What to do: In the listing that follows, find the lines with the string "ولله" and report how many there are, without commentary.

*** Block opens ***

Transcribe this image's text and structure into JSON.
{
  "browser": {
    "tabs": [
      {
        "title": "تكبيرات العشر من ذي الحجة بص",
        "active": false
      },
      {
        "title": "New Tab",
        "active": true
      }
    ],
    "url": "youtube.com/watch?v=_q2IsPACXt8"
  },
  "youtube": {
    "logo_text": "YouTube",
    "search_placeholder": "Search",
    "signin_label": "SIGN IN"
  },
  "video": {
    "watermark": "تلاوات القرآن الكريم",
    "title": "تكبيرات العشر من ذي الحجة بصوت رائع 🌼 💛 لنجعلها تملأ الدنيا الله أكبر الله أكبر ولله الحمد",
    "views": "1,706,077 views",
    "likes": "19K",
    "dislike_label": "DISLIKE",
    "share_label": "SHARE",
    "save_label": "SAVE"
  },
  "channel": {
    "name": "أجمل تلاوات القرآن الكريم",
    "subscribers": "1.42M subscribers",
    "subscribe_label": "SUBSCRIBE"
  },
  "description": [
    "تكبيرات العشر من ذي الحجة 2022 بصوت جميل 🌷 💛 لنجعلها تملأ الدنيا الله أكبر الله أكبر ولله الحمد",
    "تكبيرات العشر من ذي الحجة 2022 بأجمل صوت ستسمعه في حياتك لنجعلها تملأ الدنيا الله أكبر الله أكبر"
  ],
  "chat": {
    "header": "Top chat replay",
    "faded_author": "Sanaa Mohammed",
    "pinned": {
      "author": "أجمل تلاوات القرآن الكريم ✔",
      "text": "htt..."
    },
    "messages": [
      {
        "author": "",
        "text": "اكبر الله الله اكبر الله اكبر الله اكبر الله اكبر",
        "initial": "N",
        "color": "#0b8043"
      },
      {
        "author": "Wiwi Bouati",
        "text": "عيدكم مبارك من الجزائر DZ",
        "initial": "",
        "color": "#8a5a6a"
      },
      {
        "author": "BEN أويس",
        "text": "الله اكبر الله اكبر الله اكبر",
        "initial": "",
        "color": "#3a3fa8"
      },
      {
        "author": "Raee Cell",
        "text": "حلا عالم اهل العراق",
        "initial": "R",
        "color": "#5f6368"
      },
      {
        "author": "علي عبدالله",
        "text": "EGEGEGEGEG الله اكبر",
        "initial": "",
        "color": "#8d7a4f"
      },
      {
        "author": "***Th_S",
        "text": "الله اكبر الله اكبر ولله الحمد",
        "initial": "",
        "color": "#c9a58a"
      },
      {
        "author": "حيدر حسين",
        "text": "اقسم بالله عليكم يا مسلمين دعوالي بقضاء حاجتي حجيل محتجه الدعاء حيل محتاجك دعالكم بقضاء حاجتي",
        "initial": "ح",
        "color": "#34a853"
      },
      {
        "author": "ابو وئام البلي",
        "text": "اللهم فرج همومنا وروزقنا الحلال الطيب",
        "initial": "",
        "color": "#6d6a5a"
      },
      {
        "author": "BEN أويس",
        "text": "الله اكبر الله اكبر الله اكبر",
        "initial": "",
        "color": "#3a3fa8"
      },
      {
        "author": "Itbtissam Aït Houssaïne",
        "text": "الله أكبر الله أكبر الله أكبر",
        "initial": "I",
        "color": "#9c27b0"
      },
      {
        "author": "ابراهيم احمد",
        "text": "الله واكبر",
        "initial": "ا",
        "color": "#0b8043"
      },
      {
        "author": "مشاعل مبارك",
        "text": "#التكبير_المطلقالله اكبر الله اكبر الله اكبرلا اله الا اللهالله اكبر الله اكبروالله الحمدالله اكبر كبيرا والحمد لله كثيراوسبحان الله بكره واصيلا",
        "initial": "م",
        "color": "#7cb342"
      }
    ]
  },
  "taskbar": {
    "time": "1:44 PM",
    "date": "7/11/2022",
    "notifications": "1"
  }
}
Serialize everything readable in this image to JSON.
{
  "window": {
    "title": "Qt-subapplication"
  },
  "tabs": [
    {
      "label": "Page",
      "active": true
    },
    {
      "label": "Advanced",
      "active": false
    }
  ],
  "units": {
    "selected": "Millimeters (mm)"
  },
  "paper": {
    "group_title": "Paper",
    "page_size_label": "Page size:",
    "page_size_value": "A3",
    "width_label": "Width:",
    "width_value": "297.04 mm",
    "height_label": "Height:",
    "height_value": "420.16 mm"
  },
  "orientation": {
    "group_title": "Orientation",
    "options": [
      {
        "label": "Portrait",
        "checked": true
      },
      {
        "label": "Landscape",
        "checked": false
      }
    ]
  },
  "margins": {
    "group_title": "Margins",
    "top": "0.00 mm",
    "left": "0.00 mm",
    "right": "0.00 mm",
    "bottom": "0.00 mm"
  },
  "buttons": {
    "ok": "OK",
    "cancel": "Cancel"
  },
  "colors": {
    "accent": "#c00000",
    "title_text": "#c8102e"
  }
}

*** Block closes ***

Answer to this exercise: 3